Component data from apps and pages

----

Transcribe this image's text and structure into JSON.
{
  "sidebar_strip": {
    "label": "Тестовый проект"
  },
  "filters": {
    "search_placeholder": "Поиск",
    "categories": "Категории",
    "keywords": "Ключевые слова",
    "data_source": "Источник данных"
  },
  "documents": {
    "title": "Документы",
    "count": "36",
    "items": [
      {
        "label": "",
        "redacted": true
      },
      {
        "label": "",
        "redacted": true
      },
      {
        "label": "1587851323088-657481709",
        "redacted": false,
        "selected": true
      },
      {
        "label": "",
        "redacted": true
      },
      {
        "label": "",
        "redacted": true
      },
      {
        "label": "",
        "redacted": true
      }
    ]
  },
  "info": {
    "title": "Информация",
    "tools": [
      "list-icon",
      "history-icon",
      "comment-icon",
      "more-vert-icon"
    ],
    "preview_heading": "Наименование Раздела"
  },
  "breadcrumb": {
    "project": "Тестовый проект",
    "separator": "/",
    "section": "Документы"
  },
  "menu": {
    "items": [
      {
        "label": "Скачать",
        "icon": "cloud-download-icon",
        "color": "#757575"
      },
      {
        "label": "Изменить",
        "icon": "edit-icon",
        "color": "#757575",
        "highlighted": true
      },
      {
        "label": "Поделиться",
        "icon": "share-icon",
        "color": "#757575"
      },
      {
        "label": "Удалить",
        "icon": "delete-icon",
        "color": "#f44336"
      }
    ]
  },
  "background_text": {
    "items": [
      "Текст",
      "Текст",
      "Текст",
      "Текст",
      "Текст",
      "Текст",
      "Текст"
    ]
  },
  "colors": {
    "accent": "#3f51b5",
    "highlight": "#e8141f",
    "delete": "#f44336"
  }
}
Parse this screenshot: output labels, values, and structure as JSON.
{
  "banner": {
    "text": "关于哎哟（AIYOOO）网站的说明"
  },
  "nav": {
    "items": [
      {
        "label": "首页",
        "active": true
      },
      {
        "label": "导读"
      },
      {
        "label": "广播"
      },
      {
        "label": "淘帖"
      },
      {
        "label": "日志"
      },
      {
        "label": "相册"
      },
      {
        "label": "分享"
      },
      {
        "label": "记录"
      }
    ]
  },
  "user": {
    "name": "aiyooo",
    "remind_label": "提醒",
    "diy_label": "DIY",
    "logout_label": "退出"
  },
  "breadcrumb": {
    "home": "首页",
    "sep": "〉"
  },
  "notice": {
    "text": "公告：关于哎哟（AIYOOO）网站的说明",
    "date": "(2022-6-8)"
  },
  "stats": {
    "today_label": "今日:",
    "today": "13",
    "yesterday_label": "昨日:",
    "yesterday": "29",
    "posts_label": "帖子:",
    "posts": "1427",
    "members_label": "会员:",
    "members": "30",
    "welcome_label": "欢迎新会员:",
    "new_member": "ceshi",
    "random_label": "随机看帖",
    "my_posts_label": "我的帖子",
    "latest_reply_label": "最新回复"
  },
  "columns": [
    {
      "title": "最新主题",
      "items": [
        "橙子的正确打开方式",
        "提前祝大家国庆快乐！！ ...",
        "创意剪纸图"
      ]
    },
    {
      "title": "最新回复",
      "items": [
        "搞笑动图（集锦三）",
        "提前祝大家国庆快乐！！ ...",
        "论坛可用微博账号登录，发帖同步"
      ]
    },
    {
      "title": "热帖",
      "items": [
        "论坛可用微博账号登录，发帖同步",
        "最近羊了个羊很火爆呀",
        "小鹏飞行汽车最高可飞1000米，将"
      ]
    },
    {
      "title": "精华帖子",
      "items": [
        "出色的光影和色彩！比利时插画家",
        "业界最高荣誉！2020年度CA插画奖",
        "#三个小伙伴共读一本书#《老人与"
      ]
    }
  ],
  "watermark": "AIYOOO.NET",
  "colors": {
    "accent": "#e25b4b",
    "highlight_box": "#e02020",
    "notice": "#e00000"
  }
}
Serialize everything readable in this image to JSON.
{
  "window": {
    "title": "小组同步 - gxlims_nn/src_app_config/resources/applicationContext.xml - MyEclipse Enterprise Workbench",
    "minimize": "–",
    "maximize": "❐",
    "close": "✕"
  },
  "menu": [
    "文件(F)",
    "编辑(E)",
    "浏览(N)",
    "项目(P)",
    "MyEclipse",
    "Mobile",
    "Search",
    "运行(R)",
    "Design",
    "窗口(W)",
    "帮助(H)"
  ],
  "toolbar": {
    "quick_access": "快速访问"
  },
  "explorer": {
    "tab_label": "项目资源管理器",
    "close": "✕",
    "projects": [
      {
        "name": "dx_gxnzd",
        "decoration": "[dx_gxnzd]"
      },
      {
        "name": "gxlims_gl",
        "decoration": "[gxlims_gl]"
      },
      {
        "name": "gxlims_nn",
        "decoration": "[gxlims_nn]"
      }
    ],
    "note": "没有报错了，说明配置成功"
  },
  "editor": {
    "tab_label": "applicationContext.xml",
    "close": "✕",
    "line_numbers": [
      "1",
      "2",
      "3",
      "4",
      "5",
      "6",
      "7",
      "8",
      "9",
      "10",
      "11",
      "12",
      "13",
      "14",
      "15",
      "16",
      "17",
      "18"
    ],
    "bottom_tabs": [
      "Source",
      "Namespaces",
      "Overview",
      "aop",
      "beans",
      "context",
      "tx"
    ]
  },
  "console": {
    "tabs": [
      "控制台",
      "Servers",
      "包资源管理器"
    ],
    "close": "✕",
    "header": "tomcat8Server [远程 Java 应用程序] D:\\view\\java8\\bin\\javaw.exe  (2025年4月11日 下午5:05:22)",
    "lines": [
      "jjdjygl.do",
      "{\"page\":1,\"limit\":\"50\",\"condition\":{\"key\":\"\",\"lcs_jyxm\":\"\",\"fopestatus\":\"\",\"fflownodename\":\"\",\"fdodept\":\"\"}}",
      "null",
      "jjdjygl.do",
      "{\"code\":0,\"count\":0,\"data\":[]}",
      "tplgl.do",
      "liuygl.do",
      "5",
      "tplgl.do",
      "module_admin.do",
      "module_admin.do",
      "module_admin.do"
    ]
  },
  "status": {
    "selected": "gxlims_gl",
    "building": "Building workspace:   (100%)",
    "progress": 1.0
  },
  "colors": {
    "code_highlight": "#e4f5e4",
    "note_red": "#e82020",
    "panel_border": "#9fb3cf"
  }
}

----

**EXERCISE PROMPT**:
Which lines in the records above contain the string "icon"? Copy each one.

**ANSWER TO THE PROBLEM**:
      "list-icon",
      "history-icon",
      "comment-icon",
      "more-vert-icon"
        "icon": "cloud-download-icon",
        "icon": "edit-icon",
        "icon": "share-icon",
        "icon": "delete-icon",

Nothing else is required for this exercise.